When Annie Watson was six years old, she started falling asleep while eating. She fell asleep while practicing the piano, riding to school, and playing soccer. She fell asleep watching her beloved Packers in the Super Bowl, in a house full of people yelling at the television.
Regis Watson thought her daughter had mono, but the tests were negative. She asked her pediatrician to test Annie's blood for leukemia, but the doctor told Watson that she was crazy and to leave the girl alone. She was just growing, he said. But Annie had always been an energetic and bright child who never took naps. Now she was sleeping 16 hours a day.
Worried that Annie had an endocrine or breathing disorder, Watson took her to an ear, nose and throat specialist. He took out Annie's tonsils and adenoids, to no effect. Now seven years old, she was sleeping all the time, and was ornery and obstinate when she was awake.
After a year of confusing and contradictory medical advice, Annie saw David Gozal, MD, chair of the University of Chicago Department of Pediatrics and a leading expert in the treatment of pediatric sleep disorders. He asked Annie's mother to keep a careful diary of when she fell asleep and when she woke up. And he asked her to videotape Annie at home, so he could see one of her sleep attacks in action.
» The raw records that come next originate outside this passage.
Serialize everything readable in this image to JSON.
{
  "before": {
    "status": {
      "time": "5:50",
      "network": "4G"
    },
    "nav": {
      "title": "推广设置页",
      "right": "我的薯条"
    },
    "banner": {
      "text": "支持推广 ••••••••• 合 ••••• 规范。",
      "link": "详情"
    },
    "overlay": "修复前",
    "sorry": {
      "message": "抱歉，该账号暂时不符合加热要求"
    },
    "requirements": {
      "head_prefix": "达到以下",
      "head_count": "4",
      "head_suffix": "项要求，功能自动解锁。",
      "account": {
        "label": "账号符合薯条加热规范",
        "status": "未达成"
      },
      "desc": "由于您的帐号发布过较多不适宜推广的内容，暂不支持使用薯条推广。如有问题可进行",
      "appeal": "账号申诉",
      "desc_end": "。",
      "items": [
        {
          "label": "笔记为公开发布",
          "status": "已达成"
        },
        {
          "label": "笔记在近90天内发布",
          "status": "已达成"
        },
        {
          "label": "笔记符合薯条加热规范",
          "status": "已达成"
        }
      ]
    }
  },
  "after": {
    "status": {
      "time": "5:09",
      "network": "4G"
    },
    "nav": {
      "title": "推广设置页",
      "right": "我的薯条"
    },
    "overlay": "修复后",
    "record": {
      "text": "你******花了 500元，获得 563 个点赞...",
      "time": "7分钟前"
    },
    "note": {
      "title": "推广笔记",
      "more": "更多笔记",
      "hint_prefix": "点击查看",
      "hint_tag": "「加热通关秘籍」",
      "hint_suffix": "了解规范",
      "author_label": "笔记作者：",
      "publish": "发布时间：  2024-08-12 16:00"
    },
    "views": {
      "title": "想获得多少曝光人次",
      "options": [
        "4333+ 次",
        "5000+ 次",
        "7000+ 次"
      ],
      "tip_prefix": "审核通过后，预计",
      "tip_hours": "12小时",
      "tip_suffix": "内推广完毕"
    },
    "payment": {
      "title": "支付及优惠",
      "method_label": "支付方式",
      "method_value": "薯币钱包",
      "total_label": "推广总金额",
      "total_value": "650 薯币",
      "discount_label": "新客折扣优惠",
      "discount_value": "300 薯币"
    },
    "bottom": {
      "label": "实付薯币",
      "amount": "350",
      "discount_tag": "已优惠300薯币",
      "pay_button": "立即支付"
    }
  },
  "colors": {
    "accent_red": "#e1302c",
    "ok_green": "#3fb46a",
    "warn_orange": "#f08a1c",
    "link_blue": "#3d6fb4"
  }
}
Watson gave Gozal a tape of Annie sitting at the kitchen table, working on her math homework. Mid pencil stroke, her eyes closed and her head slumped. She woke up in time to catch herself from falling off the chair, less than a second later. Then, angry and confused, Annie started crying.
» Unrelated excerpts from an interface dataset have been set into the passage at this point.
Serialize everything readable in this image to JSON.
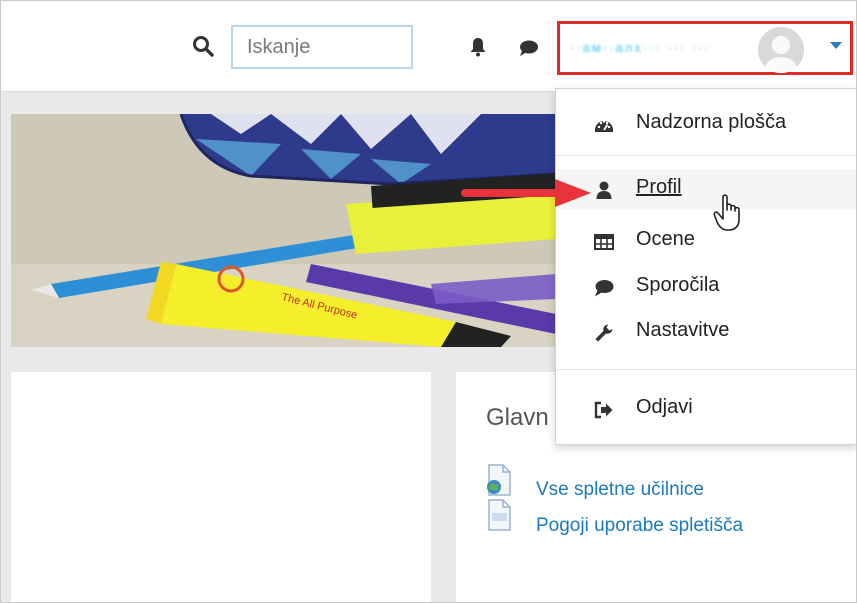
{
  "header": {
    "search": {
      "placeholder": "Iskanje",
      "icon": "search-icon"
    },
    "notifications_icon": "bell-icon",
    "messages_icon": "chat-icon",
    "user_menu": {
      "user_name": "··ам··алх··· ··· ···",
      "avatar_icon": "avatar-placeholder",
      "highlight_color": "#e02a2a",
      "name_color": "#49c5f0"
    }
  },
  "dropdown": {
    "items": [
      {
        "label": "Nadzorna plošča",
        "icon": "dashboard-icon"
      },
      {
        "label": "Profil",
        "icon": "user-icon"
      },
      {
        "label": "Ocene",
        "icon": "grades-table-icon"
      },
      {
        "label": "Sporočila",
        "icon": "speech-bubble-icon"
      },
      {
        "label": "Nastavitve",
        "icon": "wrench-icon"
      },
      {
        "label": "Odjavi",
        "icon": "logout-icon"
      }
    ]
  },
  "block": {
    "title": "Glavn",
    "links": [
      {
        "label": "Vse spletne učilnice",
        "icon": "globe-file-icon"
      },
      {
        "label": "Pogoji uporabe spletišča",
        "icon": "file-icon"
      }
    ]
  },
  "colors": {
    "link": "#1a79c0",
    "arrow": "#e8333a",
    "widget": "#2e3d4d"
  }
}
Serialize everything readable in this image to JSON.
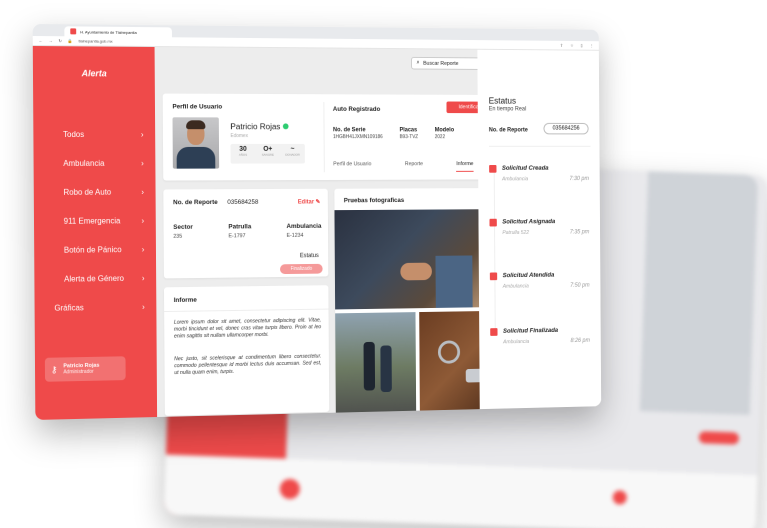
{
  "browser": {
    "tab_title": "H. Ayuntamiento de Tlalnepantla",
    "url": "tlalnepantla.gob.mx"
  },
  "sidebar": {
    "brand": "Alerta",
    "items": [
      {
        "label": "Todos"
      },
      {
        "label": "Ambulancia"
      },
      {
        "label": "Robo de Auto"
      },
      {
        "label": "911 Emergencia"
      },
      {
        "label": "Botón de Pánico"
      },
      {
        "label": "Alerta de Género"
      },
      {
        "label": "Gráficas"
      }
    ],
    "user": {
      "name": "Patricio Rojas",
      "role": "Administrador"
    }
  },
  "header": {
    "search_placeholder": "Buscar Reporte"
  },
  "profile": {
    "title": "Perfil de Usuario",
    "name": "Patricio Rojas",
    "subtitle": "Edomex",
    "stats": [
      {
        "value": "30",
        "label": "AÑOS"
      },
      {
        "value": "O+",
        "label": "SANGRE"
      },
      {
        "value": "~",
        "label": "DONADOR"
      }
    ]
  },
  "auto": {
    "title": "Auto Registrado",
    "button": "Identificación",
    "fields": [
      {
        "key": "No. de Serie",
        "value": "1HGBH41JXMN109186"
      },
      {
        "key": "Placas",
        "value": "B93-TVZ"
      },
      {
        "key": "Modelo",
        "value": "2022"
      }
    ],
    "tabs": [
      "Perfil de Usuario",
      "Reporte",
      "Informe"
    ],
    "active_tab": "Informe"
  },
  "reporte": {
    "label": "No. de Reporte",
    "number": "035684258",
    "edit": "Editar",
    "fields": [
      {
        "key": "Sector",
        "value": "235"
      },
      {
        "key": "Patrulla",
        "value": "E-1797"
      },
      {
        "key": "Ambulancia",
        "value": "E-1234"
      }
    ],
    "estatus_label": "Estatus",
    "estatus_value": "Finalizado"
  },
  "informe": {
    "title": "Informe",
    "p1": "Lorem ipsum dolor sit amet, consectetur adipiscing elit. Vitae, morbi tincidunt et vel, donec cras vitae turpis libero. Proin at leo enim sagittis sit nullam ullamcorper morbi.",
    "p2": "Nec justo, sit scelerisque at condimentum libero consectetur. commodo pellentesque id morbi lectus duis accumsan. Sed est, ut nulla quam enim, turpis."
  },
  "fotos": {
    "title": "Pruebas fotograficas"
  },
  "estatus": {
    "title": "Estatus",
    "subtitle": "En tiempo Real",
    "report_label": "No. de Reporte",
    "report_number": "035684256",
    "events": [
      {
        "title": "Solicitud Creada",
        "sub": "Ambulancia",
        "time": "7:30 pm"
      },
      {
        "title": "Solicitud Asignada",
        "sub": "Patrulla 522",
        "time": "7:35 pm"
      },
      {
        "title": "Solicitud Atendida",
        "sub": "Ambulancia",
        "time": "7:50 pm"
      },
      {
        "title": "Solicitud Finalizada",
        "sub": "Ambulancia",
        "time": "8:26 pm"
      }
    ]
  },
  "colors": {
    "accent": "#ef4a4a",
    "status_pill": "#f59a9a"
  }
}
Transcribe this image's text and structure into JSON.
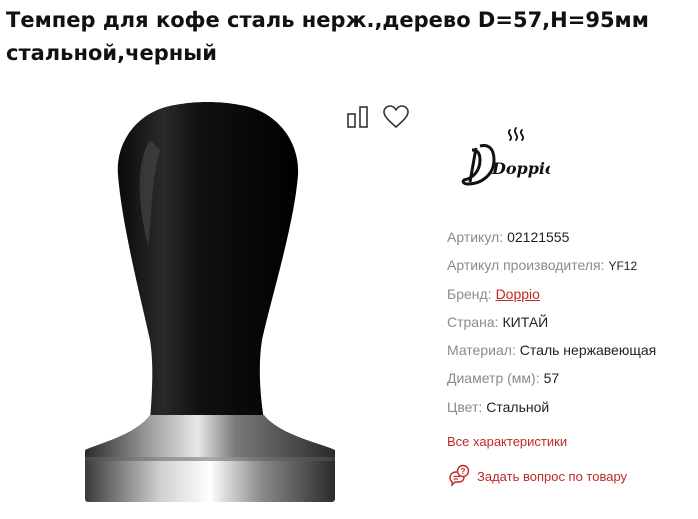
{
  "product": {
    "title": "Темпер для кофе сталь нерж.,дерево D=57,H=95мм стальной,черный"
  },
  "icons": {
    "compare": "compare-icon",
    "favorite": "heart-icon",
    "ask": "question-chat-icon"
  },
  "brand_logo": {
    "text": "Doppio"
  },
  "specs": [
    {
      "label": "Артикул:",
      "value": "02121555"
    },
    {
      "label": "Артикул производителя:",
      "value": "YF12"
    },
    {
      "label": "Бренд:",
      "value": "Doppio"
    },
    {
      "label": "Страна:",
      "value": "КИТАЙ"
    },
    {
      "label": "Материал:",
      "value": "Сталь нержавеющая"
    },
    {
      "label": "Диаметр (мм):",
      "value": "57"
    },
    {
      "label": "Цвет:",
      "value": "Стальной"
    }
  ],
  "links": {
    "all_specs": "Все характеристики",
    "ask_question": "Задать вопрос по товару"
  },
  "colors": {
    "accent": "#c02828",
    "label": "#8a8a8a"
  }
}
Gozal sent Annie to the sleep lab, where she could be observed throughout the night and at naptimes. Nurses attached electrodes to her head to record her brain activity. Before they had left the room and returned to their monitors, Annie had already fallen into a deep REM sleep.
Gozal diagnosed Annie with narcolepsy, a serious nervous system disorder that comes from a lack of a hypocretin in the brain. It's one of the chemicals that regulate wakefulness and REM sleep. "Narcolepsy in children is under diagnosed," Gozal said. Pediatricians often don't suspect it because a child's sleeping patterns vary in their stages of growth. But the disorder can disrupt a child's development and happiness. Gozal has seen narcolepsy in babies. He has published his research on the best methods and medications for treating narcolepsy in children.
Annie started taking medications to control her daytime sleepiness, and she is doing remarkably better. While narcolepsy can't be cured, the Watsons are determined to manage Annie's condition through her research-based medical treatment. Annie can now play an entire soccer game without falling asleep or collapsing into tears.
As her narcolepsy has become more manageable, Annie has become happier. The year of searching for a diagnosis took a toll on her whole family, and Annie's mother said it's a relief to be able to move forward. "I feel like if we had known from the start, she wouldn't have lost a year of being happy," Watson said. Annie is back to watching Packers' games on television--yelling at the players, yelling at the referees, and staying awake until the clock runs out.